> [STUDY MATERIAL]
========================

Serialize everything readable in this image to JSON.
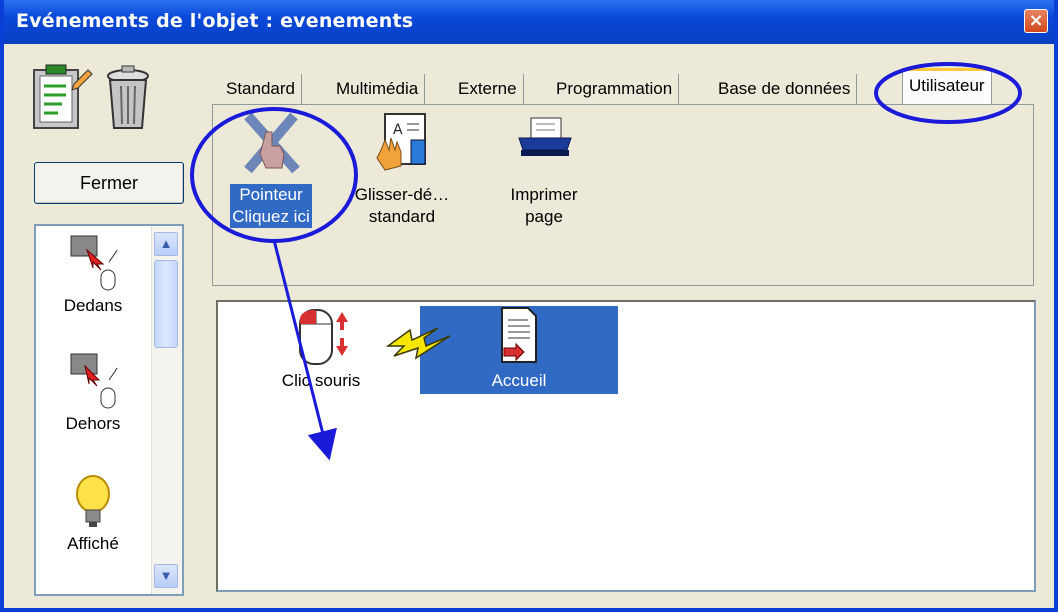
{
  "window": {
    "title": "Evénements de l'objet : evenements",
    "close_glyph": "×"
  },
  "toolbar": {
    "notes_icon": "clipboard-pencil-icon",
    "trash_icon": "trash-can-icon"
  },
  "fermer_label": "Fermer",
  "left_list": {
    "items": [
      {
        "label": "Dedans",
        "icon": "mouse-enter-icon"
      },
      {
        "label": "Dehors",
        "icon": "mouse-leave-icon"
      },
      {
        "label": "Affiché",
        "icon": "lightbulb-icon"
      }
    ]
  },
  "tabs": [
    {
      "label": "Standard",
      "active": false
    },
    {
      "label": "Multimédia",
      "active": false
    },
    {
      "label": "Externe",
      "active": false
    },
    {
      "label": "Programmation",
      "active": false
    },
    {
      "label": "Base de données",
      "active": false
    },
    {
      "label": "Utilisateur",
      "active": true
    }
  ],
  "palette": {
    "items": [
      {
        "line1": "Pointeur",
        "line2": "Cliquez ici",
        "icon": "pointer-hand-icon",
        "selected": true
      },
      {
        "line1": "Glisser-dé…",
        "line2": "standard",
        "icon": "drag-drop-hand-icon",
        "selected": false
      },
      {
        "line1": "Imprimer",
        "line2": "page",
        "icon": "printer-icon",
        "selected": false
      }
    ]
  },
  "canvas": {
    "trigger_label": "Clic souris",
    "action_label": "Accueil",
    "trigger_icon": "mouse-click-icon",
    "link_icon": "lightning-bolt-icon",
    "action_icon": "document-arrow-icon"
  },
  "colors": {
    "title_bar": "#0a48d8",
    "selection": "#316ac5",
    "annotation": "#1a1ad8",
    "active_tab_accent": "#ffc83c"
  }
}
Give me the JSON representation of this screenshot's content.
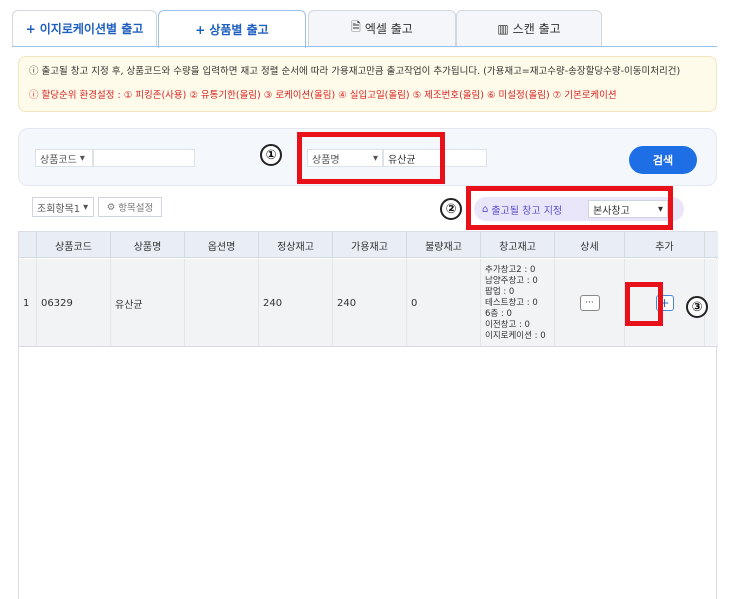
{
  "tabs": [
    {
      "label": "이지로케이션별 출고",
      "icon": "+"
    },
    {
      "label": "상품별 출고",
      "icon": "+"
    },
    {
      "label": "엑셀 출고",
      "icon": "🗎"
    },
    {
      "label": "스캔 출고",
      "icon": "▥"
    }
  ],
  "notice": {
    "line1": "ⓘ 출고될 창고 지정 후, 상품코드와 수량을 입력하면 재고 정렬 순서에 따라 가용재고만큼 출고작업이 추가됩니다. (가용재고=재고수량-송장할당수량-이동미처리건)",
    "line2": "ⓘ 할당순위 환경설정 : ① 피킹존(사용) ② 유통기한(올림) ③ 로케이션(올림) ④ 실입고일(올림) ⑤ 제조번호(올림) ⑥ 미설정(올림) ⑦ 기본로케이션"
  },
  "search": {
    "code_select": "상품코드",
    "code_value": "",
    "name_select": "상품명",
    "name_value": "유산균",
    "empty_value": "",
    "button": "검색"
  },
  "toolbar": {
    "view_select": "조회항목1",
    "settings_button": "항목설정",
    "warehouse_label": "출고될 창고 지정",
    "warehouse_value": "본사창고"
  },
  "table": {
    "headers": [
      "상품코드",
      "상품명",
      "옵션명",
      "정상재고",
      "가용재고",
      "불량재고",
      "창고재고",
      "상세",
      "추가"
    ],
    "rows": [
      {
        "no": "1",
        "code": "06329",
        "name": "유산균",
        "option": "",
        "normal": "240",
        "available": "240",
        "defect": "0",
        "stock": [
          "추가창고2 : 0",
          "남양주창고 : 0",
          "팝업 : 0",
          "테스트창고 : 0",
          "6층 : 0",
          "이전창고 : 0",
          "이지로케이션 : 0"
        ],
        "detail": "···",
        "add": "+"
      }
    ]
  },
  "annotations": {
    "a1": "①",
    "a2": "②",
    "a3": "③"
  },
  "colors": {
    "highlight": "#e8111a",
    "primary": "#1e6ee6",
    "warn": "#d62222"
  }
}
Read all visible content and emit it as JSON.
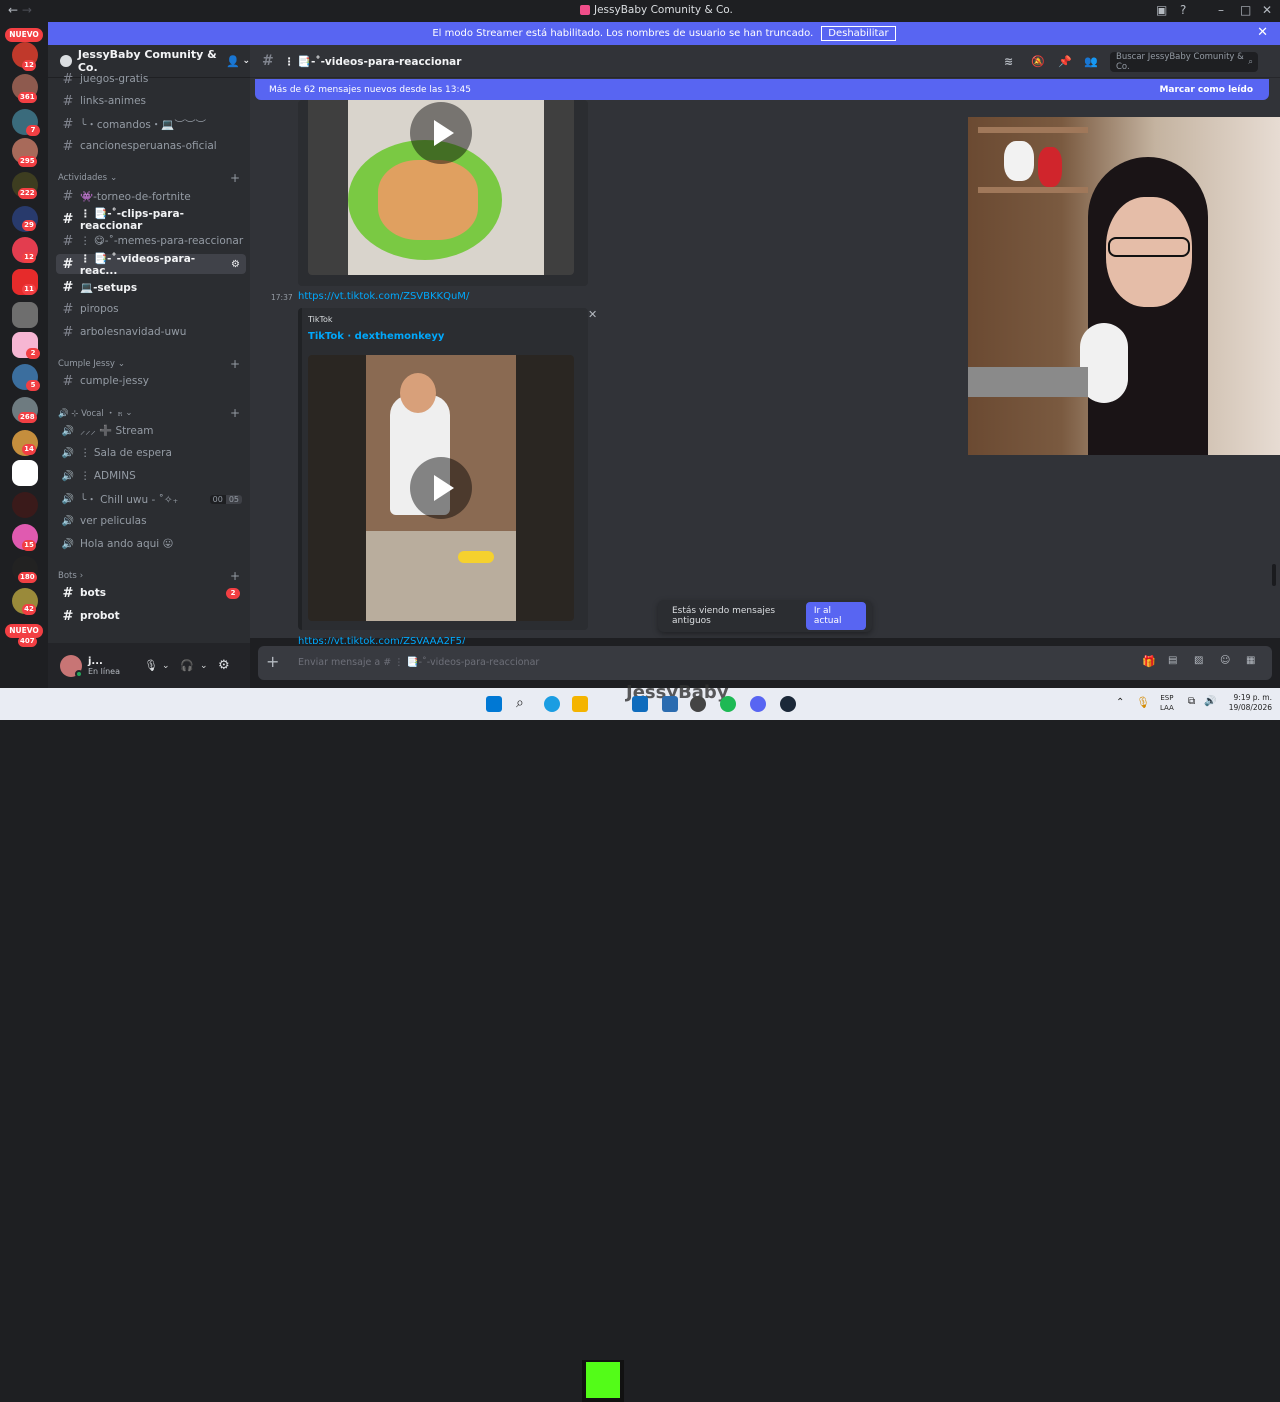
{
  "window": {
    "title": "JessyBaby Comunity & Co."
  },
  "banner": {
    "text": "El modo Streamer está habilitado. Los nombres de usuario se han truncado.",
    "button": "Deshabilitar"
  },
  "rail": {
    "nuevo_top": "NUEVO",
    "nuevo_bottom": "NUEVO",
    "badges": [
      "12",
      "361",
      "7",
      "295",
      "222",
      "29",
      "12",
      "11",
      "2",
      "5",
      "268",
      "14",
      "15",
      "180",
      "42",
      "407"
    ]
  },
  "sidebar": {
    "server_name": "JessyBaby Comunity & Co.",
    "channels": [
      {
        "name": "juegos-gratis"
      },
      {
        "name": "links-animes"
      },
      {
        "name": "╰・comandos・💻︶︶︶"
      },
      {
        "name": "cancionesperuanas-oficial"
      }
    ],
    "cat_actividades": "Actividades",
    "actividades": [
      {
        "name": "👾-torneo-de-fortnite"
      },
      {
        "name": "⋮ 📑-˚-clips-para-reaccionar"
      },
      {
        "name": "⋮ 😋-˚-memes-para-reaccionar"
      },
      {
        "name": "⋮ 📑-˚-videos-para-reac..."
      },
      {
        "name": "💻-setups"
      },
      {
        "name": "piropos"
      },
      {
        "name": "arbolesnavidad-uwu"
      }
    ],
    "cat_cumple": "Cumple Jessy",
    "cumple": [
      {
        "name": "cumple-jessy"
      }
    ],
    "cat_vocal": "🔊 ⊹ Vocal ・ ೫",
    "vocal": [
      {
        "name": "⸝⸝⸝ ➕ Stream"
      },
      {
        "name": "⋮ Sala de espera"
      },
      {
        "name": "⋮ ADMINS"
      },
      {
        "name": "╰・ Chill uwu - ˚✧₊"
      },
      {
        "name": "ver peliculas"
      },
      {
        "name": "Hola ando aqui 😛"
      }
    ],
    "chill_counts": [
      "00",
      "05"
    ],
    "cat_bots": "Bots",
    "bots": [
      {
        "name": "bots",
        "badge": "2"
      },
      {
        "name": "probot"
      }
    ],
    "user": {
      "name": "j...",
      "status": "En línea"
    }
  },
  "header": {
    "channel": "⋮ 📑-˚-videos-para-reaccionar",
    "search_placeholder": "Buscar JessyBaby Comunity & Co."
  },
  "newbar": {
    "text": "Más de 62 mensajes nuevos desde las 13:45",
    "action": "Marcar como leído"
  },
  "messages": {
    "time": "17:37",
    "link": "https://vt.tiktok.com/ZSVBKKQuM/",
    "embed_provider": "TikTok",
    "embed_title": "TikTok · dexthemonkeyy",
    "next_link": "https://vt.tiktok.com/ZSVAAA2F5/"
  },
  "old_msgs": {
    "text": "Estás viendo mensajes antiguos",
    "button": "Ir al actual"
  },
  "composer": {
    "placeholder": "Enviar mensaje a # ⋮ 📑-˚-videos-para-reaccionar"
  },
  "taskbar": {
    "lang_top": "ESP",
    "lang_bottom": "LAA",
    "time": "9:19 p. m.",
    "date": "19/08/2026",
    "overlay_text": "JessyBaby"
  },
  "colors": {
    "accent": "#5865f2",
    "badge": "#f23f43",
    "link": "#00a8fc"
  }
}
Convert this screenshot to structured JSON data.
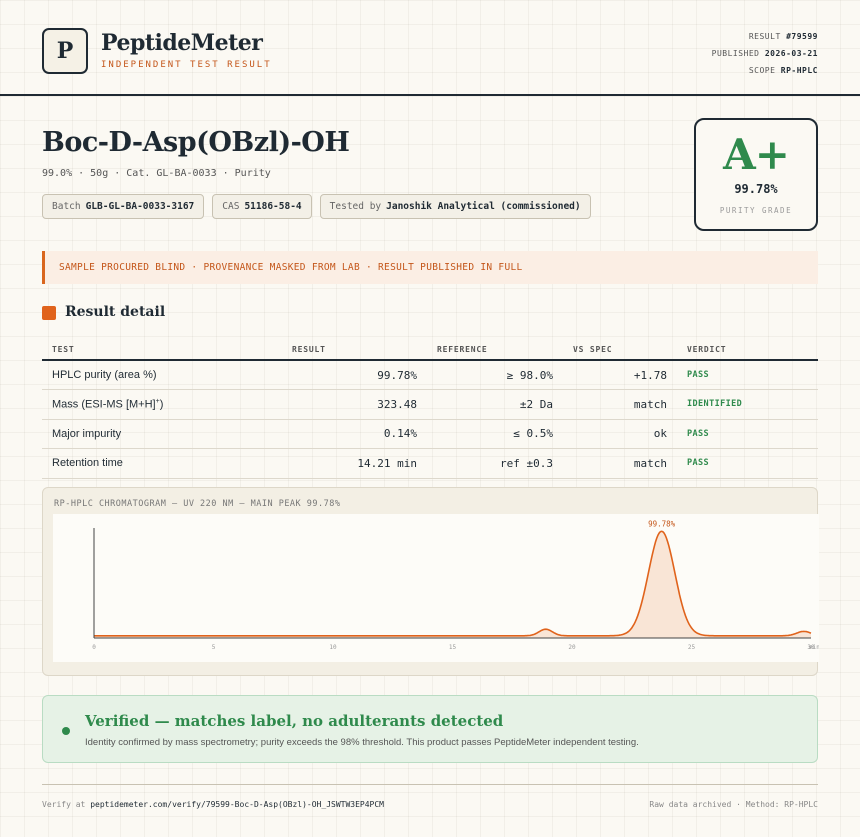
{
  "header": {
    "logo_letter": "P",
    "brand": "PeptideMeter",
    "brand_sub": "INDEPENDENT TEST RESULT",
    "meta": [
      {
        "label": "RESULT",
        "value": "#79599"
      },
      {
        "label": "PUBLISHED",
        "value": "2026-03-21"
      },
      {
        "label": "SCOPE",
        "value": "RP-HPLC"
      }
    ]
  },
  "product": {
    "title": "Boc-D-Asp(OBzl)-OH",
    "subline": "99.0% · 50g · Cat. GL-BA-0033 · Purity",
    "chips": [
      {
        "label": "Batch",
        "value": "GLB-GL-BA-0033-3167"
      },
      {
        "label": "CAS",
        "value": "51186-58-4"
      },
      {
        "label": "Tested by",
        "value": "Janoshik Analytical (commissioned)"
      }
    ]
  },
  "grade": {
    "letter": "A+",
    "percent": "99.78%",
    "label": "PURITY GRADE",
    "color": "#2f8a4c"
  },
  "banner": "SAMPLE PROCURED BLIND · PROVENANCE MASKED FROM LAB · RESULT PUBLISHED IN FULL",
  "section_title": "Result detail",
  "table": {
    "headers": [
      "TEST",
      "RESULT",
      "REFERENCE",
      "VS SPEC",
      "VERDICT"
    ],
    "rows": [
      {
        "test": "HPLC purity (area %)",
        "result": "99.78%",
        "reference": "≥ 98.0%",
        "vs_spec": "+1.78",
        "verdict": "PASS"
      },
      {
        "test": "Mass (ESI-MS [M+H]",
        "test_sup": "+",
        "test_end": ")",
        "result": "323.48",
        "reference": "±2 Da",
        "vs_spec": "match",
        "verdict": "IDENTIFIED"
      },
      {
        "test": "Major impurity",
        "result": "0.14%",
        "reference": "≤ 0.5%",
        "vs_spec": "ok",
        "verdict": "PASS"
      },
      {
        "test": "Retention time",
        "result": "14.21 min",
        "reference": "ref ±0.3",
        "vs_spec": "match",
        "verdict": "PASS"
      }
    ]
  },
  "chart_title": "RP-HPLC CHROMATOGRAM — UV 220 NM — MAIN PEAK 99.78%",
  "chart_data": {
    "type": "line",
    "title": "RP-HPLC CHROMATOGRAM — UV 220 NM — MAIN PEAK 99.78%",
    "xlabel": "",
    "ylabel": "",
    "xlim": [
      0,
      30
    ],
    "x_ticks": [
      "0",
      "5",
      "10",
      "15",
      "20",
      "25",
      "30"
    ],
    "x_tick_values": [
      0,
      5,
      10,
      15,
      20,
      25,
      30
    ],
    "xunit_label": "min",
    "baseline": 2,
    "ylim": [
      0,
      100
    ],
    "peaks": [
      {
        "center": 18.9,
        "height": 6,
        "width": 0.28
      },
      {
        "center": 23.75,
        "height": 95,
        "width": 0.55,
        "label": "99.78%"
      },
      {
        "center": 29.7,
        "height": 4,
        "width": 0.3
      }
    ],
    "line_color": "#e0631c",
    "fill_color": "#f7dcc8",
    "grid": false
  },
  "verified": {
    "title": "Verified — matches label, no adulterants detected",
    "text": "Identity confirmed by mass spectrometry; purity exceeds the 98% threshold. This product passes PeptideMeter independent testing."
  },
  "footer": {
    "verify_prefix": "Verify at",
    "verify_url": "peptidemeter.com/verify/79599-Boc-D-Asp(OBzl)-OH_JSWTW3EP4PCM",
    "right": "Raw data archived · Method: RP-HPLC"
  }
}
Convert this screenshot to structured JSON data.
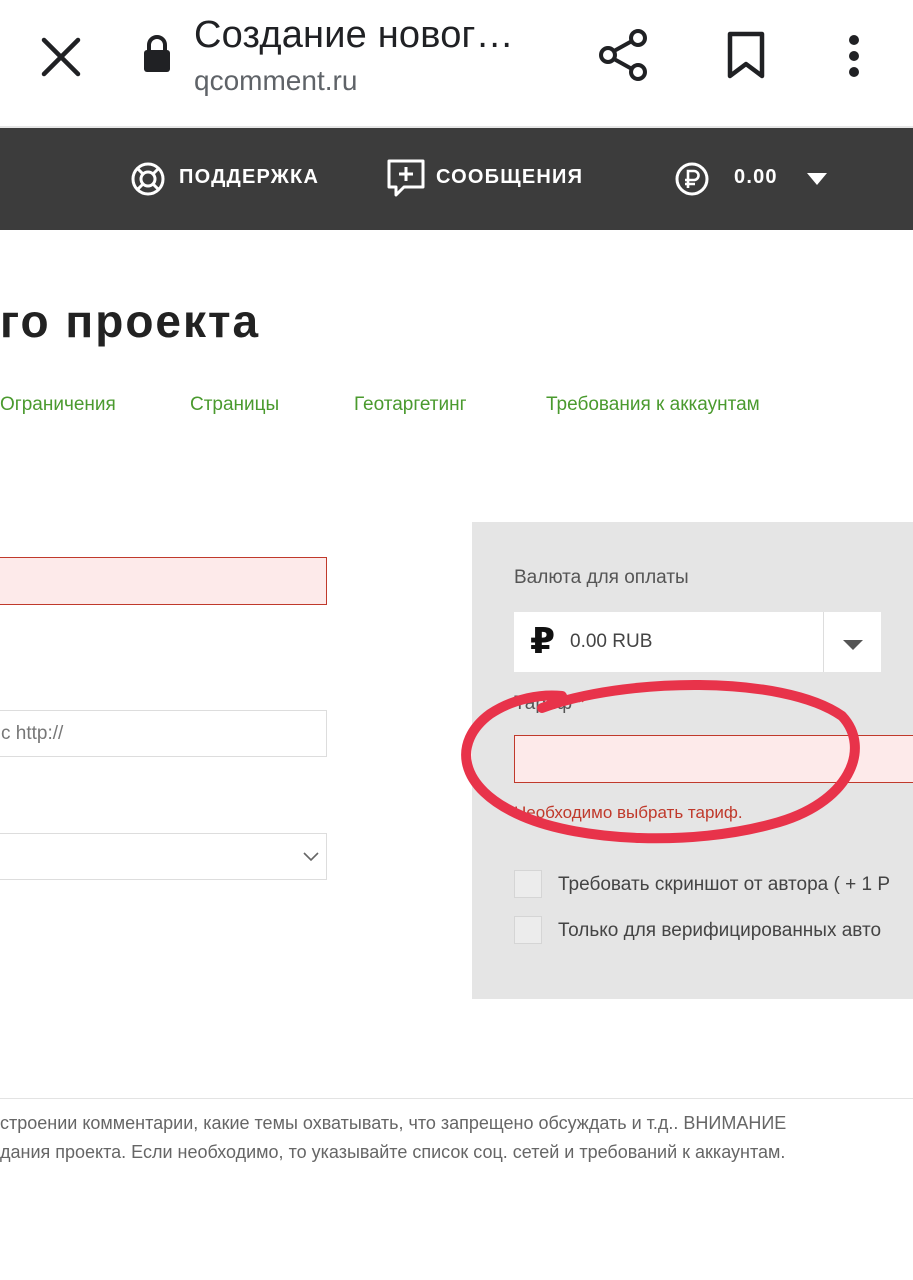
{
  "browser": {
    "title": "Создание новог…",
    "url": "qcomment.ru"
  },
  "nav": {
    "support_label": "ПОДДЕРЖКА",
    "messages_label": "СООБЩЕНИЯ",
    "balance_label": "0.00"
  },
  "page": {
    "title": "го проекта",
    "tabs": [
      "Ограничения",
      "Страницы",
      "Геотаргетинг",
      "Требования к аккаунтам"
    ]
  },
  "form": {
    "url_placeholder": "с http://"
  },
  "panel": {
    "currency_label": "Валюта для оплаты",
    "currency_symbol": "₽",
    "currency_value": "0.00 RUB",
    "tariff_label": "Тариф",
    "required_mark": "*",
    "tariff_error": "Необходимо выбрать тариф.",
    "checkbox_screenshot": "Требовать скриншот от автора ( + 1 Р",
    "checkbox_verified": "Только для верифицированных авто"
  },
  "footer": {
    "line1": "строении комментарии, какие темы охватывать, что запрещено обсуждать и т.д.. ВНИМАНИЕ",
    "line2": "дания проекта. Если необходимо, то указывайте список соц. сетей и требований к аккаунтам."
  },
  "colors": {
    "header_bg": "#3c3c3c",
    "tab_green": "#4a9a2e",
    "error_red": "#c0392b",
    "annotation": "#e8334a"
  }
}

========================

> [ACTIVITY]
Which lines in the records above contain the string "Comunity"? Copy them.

> [WRITTEN SOLUTION]
    "title": "JessyBaby Comunity & Co."
    "server_name": "JessyBaby Comunity & Co.",
    "search_placeholder": "Buscar JessyBaby Comunity & Co."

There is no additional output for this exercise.